Any dog that spends time in the kitchen (and that would be most of them) becomes curious about the counters and tabletop at some point. Cato, the Weimaraner, was no exception. (Names have been changed to protect the not-so-innocent.)
After several valuable food snags off the counter, he turned into a relentless shopper. Any moment that his mind was idle, he had his paws on the counter, scouting. The kitchen island was his favorite. With the holiday season approaching, there would be lots of friends and family around. And lots of food out and available to them. Something had to be done.
Crate as a Management Option
The first order of business was to remove Cato’s opportunities to shop the counter. Counter shopping dogs cannot be in the kitchen unobserved, as this would allow the environment to control behavior. Change requires human intervention. Clear the space of ANYTHING interesting for him. The only object on the kitchen island for the time being was a laptop. Cato’s owner reported that he followed her around most of the day but disappeared to counter shop. She attached a bell to his collar to alert her when he was on the move.

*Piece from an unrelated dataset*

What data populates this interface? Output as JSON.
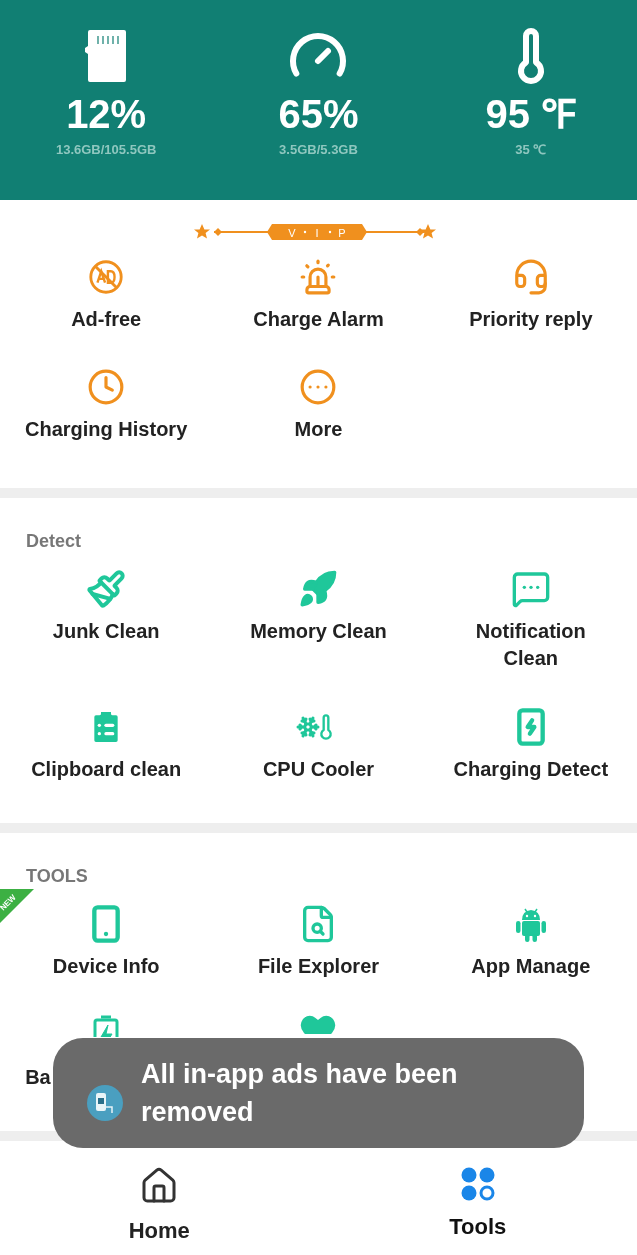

Cato had a crate in the kitchen. He was accustomed to containment when no one was home and when his primary caregiver was in the house. He was not accustomed to containment when the rest of the family was home. Using duration thresholds as well as high value enrichment activities, he adapted to crate time when everyone was home. This was a great way to manage the counter shopping while family members were cooking and eating meals.

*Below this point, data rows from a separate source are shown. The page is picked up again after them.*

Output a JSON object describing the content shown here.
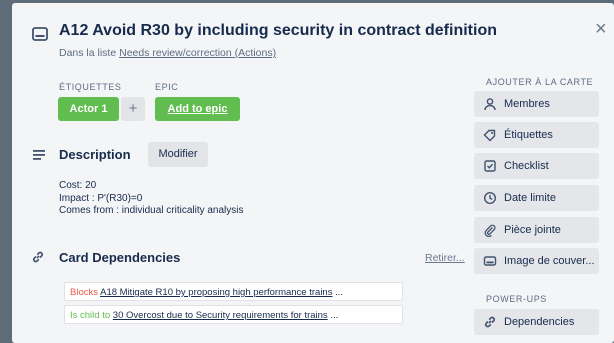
{
  "card": {
    "title": "A12 Avoid R30 by including security in contract definition",
    "list_prefix": "Dans la liste ",
    "list_name": "Needs review/correction (Actions)"
  },
  "labels": {
    "etiquettes_heading": "ÉTIQUETTES",
    "epic_heading": "EPIC",
    "actor_label": "Actor 1",
    "add_label": "+",
    "add_epic": "Add to epic"
  },
  "description": {
    "heading": "Description",
    "edit_button": "Modifier",
    "lines": [
      "Cost: 20",
      "Impact : P'(R30)=0",
      "Comes from : individual criticality analysis"
    ]
  },
  "dependencies": {
    "heading": "Card Dependencies",
    "remove": "Retirer...",
    "rows": [
      {
        "relation": "Blocks",
        "target": "A18 Mitigate R10 by proposing high performance trains",
        "ellipsis": "..."
      },
      {
        "relation": "Is child to",
        "target": "30 Overcost due to Security requirements for trains",
        "ellipsis": "..."
      }
    ]
  },
  "sidebar": {
    "add_heading": "AJOUTER À LA CARTE",
    "items": [
      {
        "label": "Membres",
        "icon": "person-icon"
      },
      {
        "label": "Étiquettes",
        "icon": "tag-icon"
      },
      {
        "label": "Checklist",
        "icon": "checklist-icon"
      },
      {
        "label": "Date limite",
        "icon": "clock-icon"
      },
      {
        "label": "Pièce jointe",
        "icon": "paperclip-icon"
      },
      {
        "label": "Image de couver...",
        "icon": "image-icon"
      }
    ],
    "powerups_heading": "POWER-UPS",
    "powerups": [
      {
        "label": "Dependencies",
        "icon": "link-icon"
      }
    ]
  },
  "colors": {
    "label_green": "#61bd4f",
    "blocks_red": "#eb5a46",
    "is_child_green": "#61bd4f",
    "modal_bg": "#f4f5f7"
  }
}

“Leave It” Cue
Changing behaviors is a balance of teaching skills (training) and preventing continued practice of undesirable behaviors (management). We taught Cato a “leave it” cue. This is an avoidance cue, which means “not yours”. We looked for any avoidance gesture on Cato’s part. Gestures might include looking away from the “leave it” object or place, looking at the handler, or backing away. Avoidance is marked and reinforced with food.
Training in “leave it” is easier when several steps are included, starting with an object in the hand and moving to placing it in the forbidden zone. Whenever Cato glanced toward the island, his handler asked him to “leave it”. He looked away from the counter to her. (We marked this behavior with a clicker.) She reinforced his response with a bite of food. He was then called away from the immediate area to prevent his returning to the temptation.
Beware of repeating, “leave it”. Cato could learn a sequence of looking at, or approaching the counter, hearing the “leave it” cue, responding by looking at his handler, and getting a treat. Interest in the counter is likely to increase rather than diminish.
So now what? We have directed Cato away from the counter, but that is not the end of the road. We must provide him with an alternative behavior. Otherwise, he is likely to go back to the counter. Cato likes to lie down on a runner by a sliding door. He often chooses to go there. We will use his preference to train in the alternative behavior.
Copyright © Kimberly B. Mandel CPDT-KA, 2020 all rights reserved
Kimberly Mandel Canine Behavior and Training LLC